PROBLEM DESCRIPTION →
Set down every entry once more, character for character.

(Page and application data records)
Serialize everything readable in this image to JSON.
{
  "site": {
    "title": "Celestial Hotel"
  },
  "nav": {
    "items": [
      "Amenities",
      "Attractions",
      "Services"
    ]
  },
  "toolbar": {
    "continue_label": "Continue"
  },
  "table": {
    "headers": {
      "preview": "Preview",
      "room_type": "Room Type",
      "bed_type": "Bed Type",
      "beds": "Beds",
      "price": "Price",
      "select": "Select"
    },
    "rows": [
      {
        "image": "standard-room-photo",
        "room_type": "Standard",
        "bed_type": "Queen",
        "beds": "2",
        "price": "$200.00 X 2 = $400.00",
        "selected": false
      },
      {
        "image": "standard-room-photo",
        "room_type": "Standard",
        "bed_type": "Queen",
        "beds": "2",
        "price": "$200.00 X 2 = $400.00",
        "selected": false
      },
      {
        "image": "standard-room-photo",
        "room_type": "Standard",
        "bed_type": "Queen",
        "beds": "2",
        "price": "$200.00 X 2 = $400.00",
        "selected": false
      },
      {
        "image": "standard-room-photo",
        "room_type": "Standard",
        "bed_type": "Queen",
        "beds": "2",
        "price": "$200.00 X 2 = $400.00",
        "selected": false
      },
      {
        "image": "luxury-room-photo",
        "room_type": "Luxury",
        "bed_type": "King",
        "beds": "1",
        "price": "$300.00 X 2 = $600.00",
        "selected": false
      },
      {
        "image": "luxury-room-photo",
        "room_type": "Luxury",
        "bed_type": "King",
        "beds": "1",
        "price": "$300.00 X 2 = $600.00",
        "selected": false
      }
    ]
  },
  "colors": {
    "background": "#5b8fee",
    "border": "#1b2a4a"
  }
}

RESULT OF THIS TASK →
Serialize everything readable in this image to JSON.
{
  "site": {
    "title": "Celestial Hotel"
  },
  "nav": {
    "items": [
      "Amenities",
      "Attractions",
      "Services"
    ]
  },
  "toolbar": {
    "continue_label": "Continue"
  },
  "table": {
    "headers": {
      "preview": "Preview",
      "room_type": "Room Type",
      "bed_type": "Bed Type",
      "beds": "Beds",
      "price": "Price",
      "select": "Select"
    },
    "rows": [
      {
        "image": "standard-room-photo",
        "room_type": "Standard",
        "bed_type": "Queen",
        "beds": "2",
        "price": "$200.00 X 2 = $400.00",
        "selected": false
      },
      {
        "image": "standard-room-photo",
        "room_type": "Standard",
        "bed_type": "Queen",
        "beds": "2",
        "price": "$200.00 X 2 = $400.00",
        "selected": false
      },
      {
        "image": "standard-room-photo",
        "room_type": "Standard",
        "bed_type": "Queen",
        "beds": "2",
        "price": "$200.00 X 2 = $400.00",
        "selected": false
      },
      {
        "image": "standard-room-photo",
        "room_type": "Standard",
        "bed_type": "Queen",
        "beds": "2",
        "price": "$200.00 X 2 = $400.00",
        "selected": false
      },
      {
        "image": "luxury-room-photo",
        "room_type": "Luxury",
        "bed_type": "King",
        "beds": "1",
        "price": "$300.00 X 2 = $600.00",
        "selected": false
      },
      {
        "image": "luxury-room-photo",
        "room_type": "Luxury",
        "bed_type": "King",
        "beds": "1",
        "price": "$300.00 X 2 = $600.00",
        "selected": false
      }
    ]
  },
  "colors": {
    "background": "#5b8fee",
    "border": "#1b2a4a"
  }
}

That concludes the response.